Nate Barrett: Oh yeah. I have hopefully something soon. We’ll hear about some discipline work we have in a really good econ journal and fingers crossed it’ll come out and we release it as a working paper in Susanna Loeb series and it’s a really interesting paper. They give you high levels, it’s basically we were able to isolate fights between black students and white students and poor students and non-poor students to reasonably identify that these students were in fact fighting one another to try to really get at discipline disparities when kids are absolutely similarly situated. It’s really interesting research. I would encourage everybody to look it up. We have an older version on our area New Orleans website. It’s super interesting.

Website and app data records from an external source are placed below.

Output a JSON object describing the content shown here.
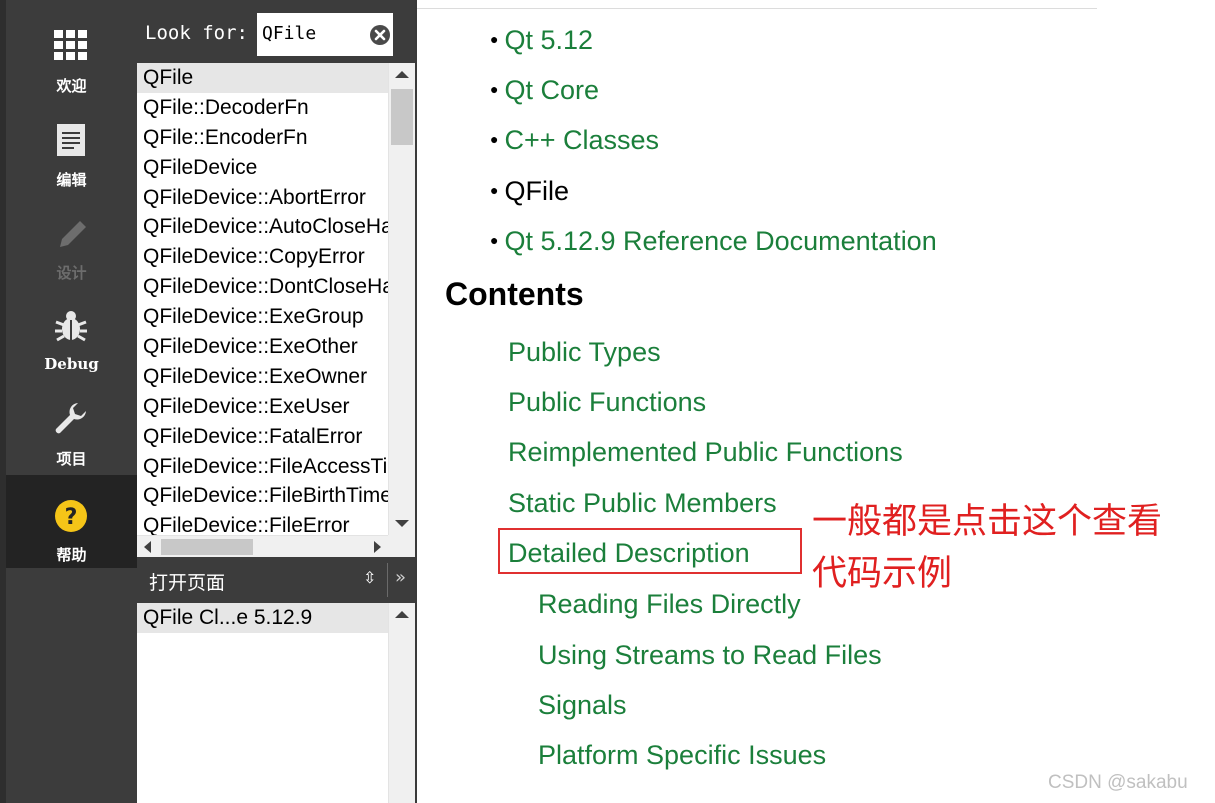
{
  "modebar": {
    "items": [
      {
        "label": "欢迎",
        "icon": "grid-icon"
      },
      {
        "label": "编辑",
        "icon": "document-icon"
      },
      {
        "label": "设计",
        "icon": "pencil-icon"
      },
      {
        "label": "Debug",
        "icon": "bug-icon"
      },
      {
        "label": "项目",
        "icon": "wrench-icon"
      },
      {
        "label": "帮助",
        "icon": "help-icon"
      }
    ],
    "active": "帮助"
  },
  "index": {
    "look_for_label": "Look for:",
    "search_value": "QFile",
    "items": [
      "QFile",
      "QFile::DecoderFn",
      "QFile::EncoderFn",
      "QFileDevice",
      "QFileDevice::AbortError",
      "QFileDevice::AutoCloseHandle",
      "QFileDevice::CopyError",
      "QFileDevice::DontCloseHandle",
      "QFileDevice::ExeGroup",
      "QFileDevice::ExeOther",
      "QFileDevice::ExeOwner",
      "QFileDevice::ExeUser",
      "QFileDevice::FatalError",
      "QFileDevice::FileAccessTime",
      "QFileDevice::FileBirthTime",
      "QFileDevice::FileError"
    ],
    "selected": "QFile"
  },
  "open_pages": {
    "title": "打开页面",
    "items": [
      "QFile Cl...e 5.12.9"
    ]
  },
  "doc": {
    "breadcrumbs": [
      {
        "text": "Qt 5.12",
        "link": true
      },
      {
        "text": "Qt Core",
        "link": true
      },
      {
        "text": "C++ Classes",
        "link": true
      },
      {
        "text": "QFile",
        "link": false
      },
      {
        "text": "Qt 5.12.9 Reference Documentation",
        "link": true
      }
    ],
    "contents_heading": "Contents",
    "toc": [
      {
        "text": "Public Types",
        "level": 1
      },
      {
        "text": "Public Functions",
        "level": 1
      },
      {
        "text": "Reimplemented Public Functions",
        "level": 1
      },
      {
        "text": "Static Public Members",
        "level": 1
      },
      {
        "text": "Detailed Description",
        "level": 1
      },
      {
        "text": "Reading Files Directly",
        "level": 2
      },
      {
        "text": "Using Streams to Read Files",
        "level": 2
      },
      {
        "text": "Signals",
        "level": 2
      },
      {
        "text": "Platform Specific Issues",
        "level": 2
      }
    ]
  },
  "annotation": {
    "line1": "一般都是点击这个查看",
    "line2": "代码示例"
  },
  "watermark": "CSDN @sakabu",
  "colors": {
    "link": "#1b7f3b",
    "sidebar": "#3c3c3c",
    "annotation": "#e02020",
    "help_icon": "#f5c518"
  }
}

And then yeah, we’re getting our research agenda underway here at any NAPCS. We should be releasing a couple of white papers here soon about the way that we handle certain data elements and CCD data, which I think is helpful for the research community at large because it talks about how we identify charter schools because the charter indicator isn’t particularly great all the time. And then also about the NCSID consistency because they weren’t built around capturing charters, going to the new authorizer and that sort of thing. So what looks like sometimes the closing school isn’t really a closing school, which is a school that changed authorizer or something changed about them that is important to capture. So yeah, lots of good stuff coming down the line.
Drew Catt: Yeah, it sounds like that’ll be, as you said, great for the research community, which the improvements to the NAPCS dashboard have been so far as well.
Nate Barrett: Oh, thanks.
Drew Catt: So, that’s all amazing. Thank you so much.
Nate Barrett: All right. Thanks. Appreciate you.
Drew Catt: Yeah. And to our listeners, be sure to subscribe to our podcast on platforms like SoundCloud and Apple podcasts and others for more of our coverage of new school choice research, education reform policy chats, and more. Thank you for listening and we’ll see you back soon with more EdChoice Chats.